■ **ASSIGNED TASK**
When you repeat the listing, keep every character as it is.

·····

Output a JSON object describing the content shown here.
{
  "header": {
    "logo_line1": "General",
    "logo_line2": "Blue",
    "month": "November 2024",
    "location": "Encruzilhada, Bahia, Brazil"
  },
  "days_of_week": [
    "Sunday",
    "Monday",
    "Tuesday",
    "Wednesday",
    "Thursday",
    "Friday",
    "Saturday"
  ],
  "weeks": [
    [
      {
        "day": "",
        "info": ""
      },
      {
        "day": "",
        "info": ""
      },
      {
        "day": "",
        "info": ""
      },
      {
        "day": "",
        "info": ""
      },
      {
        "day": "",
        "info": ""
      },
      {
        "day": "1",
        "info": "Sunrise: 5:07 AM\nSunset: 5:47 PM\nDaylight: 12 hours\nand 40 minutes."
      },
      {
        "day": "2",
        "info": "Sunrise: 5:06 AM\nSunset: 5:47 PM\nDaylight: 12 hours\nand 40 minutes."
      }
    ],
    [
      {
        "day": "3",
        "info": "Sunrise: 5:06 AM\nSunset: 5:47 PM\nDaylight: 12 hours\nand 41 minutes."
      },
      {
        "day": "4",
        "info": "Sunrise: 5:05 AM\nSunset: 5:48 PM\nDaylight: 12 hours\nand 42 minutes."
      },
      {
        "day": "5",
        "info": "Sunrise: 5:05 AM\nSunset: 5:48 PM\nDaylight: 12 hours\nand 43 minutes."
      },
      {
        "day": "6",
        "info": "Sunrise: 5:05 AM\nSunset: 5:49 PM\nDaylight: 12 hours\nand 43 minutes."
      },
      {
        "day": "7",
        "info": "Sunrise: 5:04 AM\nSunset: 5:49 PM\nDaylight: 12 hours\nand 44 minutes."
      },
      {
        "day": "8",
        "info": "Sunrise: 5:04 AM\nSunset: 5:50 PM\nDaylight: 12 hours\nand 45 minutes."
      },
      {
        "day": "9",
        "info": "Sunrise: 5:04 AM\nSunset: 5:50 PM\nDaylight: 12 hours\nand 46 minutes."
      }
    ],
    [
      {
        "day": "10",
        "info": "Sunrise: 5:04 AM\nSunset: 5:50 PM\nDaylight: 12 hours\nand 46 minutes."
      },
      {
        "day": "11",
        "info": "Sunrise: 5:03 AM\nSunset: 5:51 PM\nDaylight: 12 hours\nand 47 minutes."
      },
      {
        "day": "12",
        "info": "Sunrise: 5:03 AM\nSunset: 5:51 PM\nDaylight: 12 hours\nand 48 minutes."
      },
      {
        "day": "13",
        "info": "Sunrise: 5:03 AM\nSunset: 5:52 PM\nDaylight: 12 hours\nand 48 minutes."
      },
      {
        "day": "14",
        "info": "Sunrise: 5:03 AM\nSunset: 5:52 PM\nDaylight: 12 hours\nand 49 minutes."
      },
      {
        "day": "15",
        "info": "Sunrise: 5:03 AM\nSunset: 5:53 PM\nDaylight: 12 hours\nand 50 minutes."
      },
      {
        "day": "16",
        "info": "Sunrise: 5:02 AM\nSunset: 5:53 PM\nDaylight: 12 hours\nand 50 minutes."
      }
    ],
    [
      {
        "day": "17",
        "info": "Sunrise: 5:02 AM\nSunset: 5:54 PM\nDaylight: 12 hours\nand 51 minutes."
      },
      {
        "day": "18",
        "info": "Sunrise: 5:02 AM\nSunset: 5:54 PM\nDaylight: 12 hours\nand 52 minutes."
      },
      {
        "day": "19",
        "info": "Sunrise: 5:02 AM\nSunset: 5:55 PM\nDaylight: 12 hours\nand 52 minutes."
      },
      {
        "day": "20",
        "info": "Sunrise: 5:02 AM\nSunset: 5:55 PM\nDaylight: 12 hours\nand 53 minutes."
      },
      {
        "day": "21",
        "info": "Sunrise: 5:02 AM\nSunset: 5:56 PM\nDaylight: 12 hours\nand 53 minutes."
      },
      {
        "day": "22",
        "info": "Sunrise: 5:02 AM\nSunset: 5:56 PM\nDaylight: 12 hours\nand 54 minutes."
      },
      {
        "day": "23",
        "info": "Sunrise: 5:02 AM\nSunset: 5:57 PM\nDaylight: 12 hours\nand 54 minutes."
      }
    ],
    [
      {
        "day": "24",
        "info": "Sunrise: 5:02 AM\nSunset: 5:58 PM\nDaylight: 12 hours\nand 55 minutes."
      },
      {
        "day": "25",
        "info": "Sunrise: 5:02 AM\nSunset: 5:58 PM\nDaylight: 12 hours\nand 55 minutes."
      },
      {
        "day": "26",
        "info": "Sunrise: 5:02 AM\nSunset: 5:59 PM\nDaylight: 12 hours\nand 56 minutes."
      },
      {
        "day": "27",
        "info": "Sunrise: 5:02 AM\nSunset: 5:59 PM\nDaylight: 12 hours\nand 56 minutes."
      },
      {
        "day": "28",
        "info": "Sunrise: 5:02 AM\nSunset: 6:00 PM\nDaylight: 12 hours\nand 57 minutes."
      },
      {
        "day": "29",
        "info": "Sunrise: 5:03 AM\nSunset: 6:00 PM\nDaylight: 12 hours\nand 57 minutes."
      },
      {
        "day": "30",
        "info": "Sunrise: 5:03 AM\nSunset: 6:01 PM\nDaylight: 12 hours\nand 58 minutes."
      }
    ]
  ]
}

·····

■ **WRITTEN SOLUTION**
Output a JSON object describing the content shown here.
{
  "header": {
    "logo_line1": "General",
    "logo_line2": "Blue",
    "month": "November 2024",
    "location": "Encruzilhada, Bahia, Brazil"
  },
  "days_of_week": [
    "Sunday",
    "Monday",
    "Tuesday",
    "Wednesday",
    "Thursday",
    "Friday",
    "Saturday"
  ],
  "weeks": [
    [
      {
        "day": "",
        "info": ""
      },
      {
        "day": "",
        "info": ""
      },
      {
        "day": "",
        "info": ""
      },
      {
        "day": "",
        "info": ""
      },
      {
        "day": "",
        "info": ""
      },
      {
        "day": "1",
        "info": "Sunrise: 5:07 AM\nSunset: 5:47 PM\nDaylight: 12 hours\nand 40 minutes."
      },
      {
        "day": "2",
        "info": "Sunrise: 5:06 AM\nSunset: 5:47 PM\nDaylight: 12 hours\nand 40 minutes."
      }
    ],
    [
      {
        "day": "3",
        "info": "Sunrise: 5:06 AM\nSunset: 5:47 PM\nDaylight: 12 hours\nand 41 minutes."
      },
      {
        "day": "4",
        "info": "Sunrise: 5:05 AM\nSunset: 5:48 PM\nDaylight: 12 hours\nand 42 minutes."
      },
      {
        "day": "5",
        "info": "Sunrise: 5:05 AM\nSunset: 5:48 PM\nDaylight: 12 hours\nand 43 minutes."
      },
      {
        "day": "6",
        "info": "Sunrise: 5:05 AM\nSunset: 5:49 PM\nDaylight: 12 hours\nand 43 minutes."
      },
      {
        "day": "7",
        "info": "Sunrise: 5:04 AM\nSunset: 5:49 PM\nDaylight: 12 hours\nand 44 minutes."
      },
      {
        "day": "8",
        "info": "Sunrise: 5:04 AM\nSunset: 5:50 PM\nDaylight: 12 hours\nand 45 minutes."
      },
      {
        "day": "9",
        "info": "Sunrise: 5:04 AM\nSunset: 5:50 PM\nDaylight: 12 hours\nand 46 minutes."
      }
    ],
    [
      {
        "day": "10",
        "info": "Sunrise: 5:04 AM\nSunset: 5:50 PM\nDaylight: 12 hours\nand 46 minutes."
      },
      {
        "day": "11",
        "info": "Sunrise: 5:03 AM\nSunset: 5:51 PM\nDaylight: 12 hours\nand 47 minutes."
      },
      {
        "day": "12",
        "info": "Sunrise: 5:03 AM\nSunset: 5:51 PM\nDaylight: 12 hours\nand 48 minutes."
      },
      {
        "day": "13",
        "info": "Sunrise: 5:03 AM\nSunset: 5:52 PM\nDaylight: 12 hours\nand 48 minutes."
      },
      {
        "day": "14",
        "info": "Sunrise: 5:03 AM\nSunset: 5:52 PM\nDaylight: 12 hours\nand 49 minutes."
      },
      {
        "day": "15",
        "info": "Sunrise: 5:03 AM\nSunset: 5:53 PM\nDaylight: 12 hours\nand 50 minutes."
      },
      {
        "day": "16",
        "info": "Sunrise: 5:02 AM\nSunset: 5:53 PM\nDaylight: 12 hours\nand 50 minutes."
      }
    ],
    [
      {
        "day": "17",
        "info": "Sunrise: 5:02 AM\nSunset: 5:54 PM\nDaylight: 12 hours\nand 51 minutes."
      },
      {
        "day": "18",
        "info": "Sunrise: 5:02 AM\nSunset: 5:54 PM\nDaylight: 12 hours\nand 52 minutes."
      },
      {
        "day": "19",
        "info": "Sunrise: 5:02 AM\nSunset: 5:55 PM\nDaylight: 12 hours\nand 52 minutes."
      },
      {
        "day": "20",
        "info": "Sunrise: 5:02 AM\nSunset: 5:55 PM\nDaylight: 12 hours\nand 53 minutes."
      },
      {
        "day": "21",
        "info": "Sunrise: 5:02 AM\nSunset: 5:56 PM\nDaylight: 12 hours\nand 53 minutes."
      },
      {
        "day": "22",
        "info": "Sunrise: 5:02 AM\nSunset: 5:56 PM\nDaylight: 12 hours\nand 54 minutes."
      },
      {
        "day": "23",
        "info": "Sunrise: 5:02 AM\nSunset: 5:57 PM\nDaylight: 12 hours\nand 54 minutes."
      }
    ],
    [
      {
        "day": "24",
        "info": "Sunrise: 5:02 AM\nSunset: 5:58 PM\nDaylight: 12 hours\nand 55 minutes."
      },
      {
        "day": "25",
        "info": "Sunrise: 5:02 AM\nSunset: 5:58 PM\nDaylight: 12 hours\nand 55 minutes."
      },
      {
        "day": "26",
        "info": "Sunrise: 5:02 AM\nSunset: 5:59 PM\nDaylight: 12 hours\nand 56 minutes."
      },
      {
        "day": "27",
        "info": "Sunrise: 5:02 AM\nSunset: 5:59 PM\nDaylight: 12 hours\nand 56 minutes."
      },
      {
        "day": "28",
        "info": "Sunrise: 5:02 AM\nSunset: 6:00 PM\nDaylight: 12 hours\nand 57 minutes."
      },
      {
        "day": "29",
        "info": "Sunrise: 5:03 AM\nSunset: 6:00 PM\nDaylight: 12 hours\nand 57 minutes."
      },
      {
        "day": "30",
        "info": "Sunrise: 5:03 AM\nSunset: 6:01 PM\nDaylight: 12 hours\nand 58 minutes."
      }
    ]
  ]
}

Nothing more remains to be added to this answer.